→ Problem requirements
Print all of the records below again without a single difference.

→ Data for this task
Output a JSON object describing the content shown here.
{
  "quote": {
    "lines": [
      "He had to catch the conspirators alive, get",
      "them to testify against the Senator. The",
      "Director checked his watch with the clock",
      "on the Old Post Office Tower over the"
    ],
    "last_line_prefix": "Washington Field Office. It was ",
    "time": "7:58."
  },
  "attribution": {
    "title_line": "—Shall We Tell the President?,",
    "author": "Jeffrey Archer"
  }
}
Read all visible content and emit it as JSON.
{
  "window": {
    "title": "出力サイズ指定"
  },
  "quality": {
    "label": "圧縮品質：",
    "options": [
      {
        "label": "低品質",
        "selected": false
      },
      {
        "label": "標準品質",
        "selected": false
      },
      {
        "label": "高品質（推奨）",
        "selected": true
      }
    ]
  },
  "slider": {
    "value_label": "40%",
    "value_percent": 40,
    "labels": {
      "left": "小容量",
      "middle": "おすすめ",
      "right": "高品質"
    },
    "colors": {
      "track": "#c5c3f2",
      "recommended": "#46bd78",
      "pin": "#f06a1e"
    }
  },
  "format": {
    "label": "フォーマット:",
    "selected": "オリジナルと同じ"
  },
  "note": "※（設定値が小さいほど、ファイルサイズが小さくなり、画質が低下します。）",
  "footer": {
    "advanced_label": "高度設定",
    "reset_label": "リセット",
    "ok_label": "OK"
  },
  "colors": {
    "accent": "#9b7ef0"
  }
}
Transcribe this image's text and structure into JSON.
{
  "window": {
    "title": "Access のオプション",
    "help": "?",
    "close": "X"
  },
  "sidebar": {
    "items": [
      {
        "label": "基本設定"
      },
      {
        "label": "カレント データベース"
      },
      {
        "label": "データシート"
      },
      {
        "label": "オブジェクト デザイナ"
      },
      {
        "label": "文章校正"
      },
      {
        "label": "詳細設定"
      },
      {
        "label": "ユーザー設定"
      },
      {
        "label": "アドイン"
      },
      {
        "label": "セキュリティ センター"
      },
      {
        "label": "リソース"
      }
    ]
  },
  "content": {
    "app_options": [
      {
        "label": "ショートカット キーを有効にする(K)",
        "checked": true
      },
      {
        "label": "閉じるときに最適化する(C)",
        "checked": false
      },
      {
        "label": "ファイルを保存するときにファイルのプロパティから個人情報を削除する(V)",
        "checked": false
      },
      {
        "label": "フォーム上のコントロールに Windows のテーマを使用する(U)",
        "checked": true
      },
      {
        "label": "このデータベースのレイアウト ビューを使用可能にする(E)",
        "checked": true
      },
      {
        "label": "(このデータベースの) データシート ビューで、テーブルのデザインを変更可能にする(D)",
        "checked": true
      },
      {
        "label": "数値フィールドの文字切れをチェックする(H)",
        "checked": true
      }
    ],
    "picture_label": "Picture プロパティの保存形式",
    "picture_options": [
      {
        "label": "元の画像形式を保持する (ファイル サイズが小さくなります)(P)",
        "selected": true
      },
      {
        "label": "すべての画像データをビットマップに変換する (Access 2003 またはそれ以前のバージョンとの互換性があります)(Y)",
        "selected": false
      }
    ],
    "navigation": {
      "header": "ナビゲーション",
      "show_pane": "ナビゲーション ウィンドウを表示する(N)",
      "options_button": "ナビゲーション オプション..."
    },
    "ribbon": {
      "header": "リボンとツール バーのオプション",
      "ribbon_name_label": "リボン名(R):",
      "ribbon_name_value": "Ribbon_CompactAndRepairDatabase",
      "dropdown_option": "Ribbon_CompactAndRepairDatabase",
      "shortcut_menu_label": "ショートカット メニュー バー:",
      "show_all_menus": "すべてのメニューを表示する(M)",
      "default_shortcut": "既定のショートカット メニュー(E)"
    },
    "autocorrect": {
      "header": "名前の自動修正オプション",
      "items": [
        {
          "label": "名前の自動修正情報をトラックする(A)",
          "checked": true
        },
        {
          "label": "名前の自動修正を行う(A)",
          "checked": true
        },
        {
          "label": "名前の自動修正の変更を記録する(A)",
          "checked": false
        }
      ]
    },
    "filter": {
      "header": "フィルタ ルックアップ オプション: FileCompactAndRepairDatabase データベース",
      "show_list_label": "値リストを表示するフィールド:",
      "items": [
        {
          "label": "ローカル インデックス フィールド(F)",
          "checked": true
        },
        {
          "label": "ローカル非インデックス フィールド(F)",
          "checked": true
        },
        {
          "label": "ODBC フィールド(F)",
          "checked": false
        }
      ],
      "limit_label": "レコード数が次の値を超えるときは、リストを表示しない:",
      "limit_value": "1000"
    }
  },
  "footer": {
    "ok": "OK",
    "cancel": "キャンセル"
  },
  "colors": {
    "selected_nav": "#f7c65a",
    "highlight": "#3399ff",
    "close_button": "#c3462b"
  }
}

→ Answer
Output a JSON object describing the content shown here.
{
  "quote": {
    "lines": [
      "He had to catch the conspirators alive, get",
      "them to testify against the Senator. The",
      "Director checked his watch with the clock",
      "on the Old Post Office Tower over the"
    ],
    "last_line_prefix": "Washington Field Office. It was ",
    "time": "7:58."
  },
  "attribution": {
    "title_line": "—Shall We Tell the President?,",
    "author": "Jeffrey Archer"
  }
}
Read all visible content and emit it as JSON.
{
  "window": {
    "title": "出力サイズ指定"
  },
  "quality": {
    "label": "圧縮品質：",
    "options": [
      {
        "label": "低品質",
        "selected": false
      },
      {
        "label": "標準品質",
        "selected": false
      },
      {
        "label": "高品質（推奨）",
        "selected": true
      }
    ]
  },
  "slider": {
    "value_label": "40%",
    "value_percent": 40,
    "labels": {
      "left": "小容量",
      "middle": "おすすめ",
      "right": "高品質"
    },
    "colors": {
      "track": "#c5c3f2",
      "recommended": "#46bd78",
      "pin": "#f06a1e"
    }
  },
  "format": {
    "label": "フォーマット:",
    "selected": "オリジナルと同じ"
  },
  "note": "※（設定値が小さいほど、ファイルサイズが小さくなり、画質が低下します。）",
  "footer": {
    "advanced_label": "高度設定",
    "reset_label": "リセット",
    "ok_label": "OK"
  },
  "colors": {
    "accent": "#9b7ef0"
  }
}
Transcribe this image's text and structure into JSON.
{
  "window": {
    "title": "Access のオプション",
    "help": "?",
    "close": "X"
  },
  "sidebar": {
    "items": [
      {
        "label": "基本設定"
      },
      {
        "label": "カレント データベース"
      },
      {
        "label": "データシート"
      },
      {
        "label": "オブジェクト デザイナ"
      },
      {
        "label": "文章校正"
      },
      {
        "label": "詳細設定"
      },
      {
        "label": "ユーザー設定"
      },
      {
        "label": "アドイン"
      },
      {
        "label": "セキュリティ センター"
      },
      {
        "label": "リソース"
      }
    ]
  },
  "content": {
    "app_options": [
      {
        "label": "ショートカット キーを有効にする(K)",
        "checked": true
      },
      {
        "label": "閉じるときに最適化する(C)",
        "checked": false
      },
      {
        "label": "ファイルを保存するときにファイルのプロパティから個人情報を削除する(V)",
        "checked": false
      },
      {
        "label": "フォーム上のコントロールに Windows のテーマを使用する(U)",
        "checked": true
      },
      {
        "label": "このデータベースのレイアウト ビューを使用可能にする(E)",
        "checked": true
      },
      {
        "label": "(このデータベースの) データシート ビューで、テーブルのデザインを変更可能にする(D)",
        "checked": true
      },
      {
        "label": "数値フィールドの文字切れをチェックする(H)",
        "checked": true
      }
    ],
    "picture_label": "Picture プロパティの保存形式",
    "picture_options": [
      {
        "label": "元の画像形式を保持する (ファイル サイズが小さくなります)(P)",
        "selected": true
      },
      {
        "label": "すべての画像データをビットマップに変換する (Access 2003 またはそれ以前のバージョンとの互換性があります)(Y)",
        "selected": false
      }
    ],
    "navigation": {
      "header": "ナビゲーション",
      "show_pane": "ナビゲーション ウィンドウを表示する(N)",
      "options_button": "ナビゲーション オプション..."
    },
    "ribbon": {
      "header": "リボンとツール バーのオプション",
      "ribbon_name_label": "リボン名(R):",
      "ribbon_name_value": "Ribbon_CompactAndRepairDatabase",
      "dropdown_option": "Ribbon_CompactAndRepairDatabase",
      "shortcut_menu_label": "ショートカット メニュー バー:",
      "show_all_menus": "すべてのメニューを表示する(M)",
      "default_shortcut": "既定のショートカット メニュー(E)"
    },
    "autocorrect": {
      "header": "名前の自動修正オプション",
      "items": [
        {
          "label": "名前の自動修正情報をトラックする(A)",
          "checked": true
        },
        {
          "label": "名前の自動修正を行う(A)",
          "checked": true
        },
        {
          "label": "名前の自動修正の変更を記録する(A)",
          "checked": false
        }
      ]
    },
    "filter": {
      "header": "フィルタ ルックアップ オプション: FileCompactAndRepairDatabase データベース",
      "show_list_label": "値リストを表示するフィールド:",
      "items": [
        {
          "label": "ローカル インデックス フィールド(F)",
          "checked": true
        },
        {
          "label": "ローカル非インデックス フィールド(F)",
          "checked": true
        },
        {
          "label": "ODBC フィールド(F)",
          "checked": false
        }
      ],
      "limit_label": "レコード数が次の値を超えるときは、リストを表示しない:",
      "limit_value": "1000"
    }
  },
  "footer": {
    "ok": "OK",
    "cancel": "キャンセル"
  },
  "colors": {
    "selected_nav": "#f7c65a",
    "highlight": "#3399ff",
    "close_button": "#c3462b"
  }
}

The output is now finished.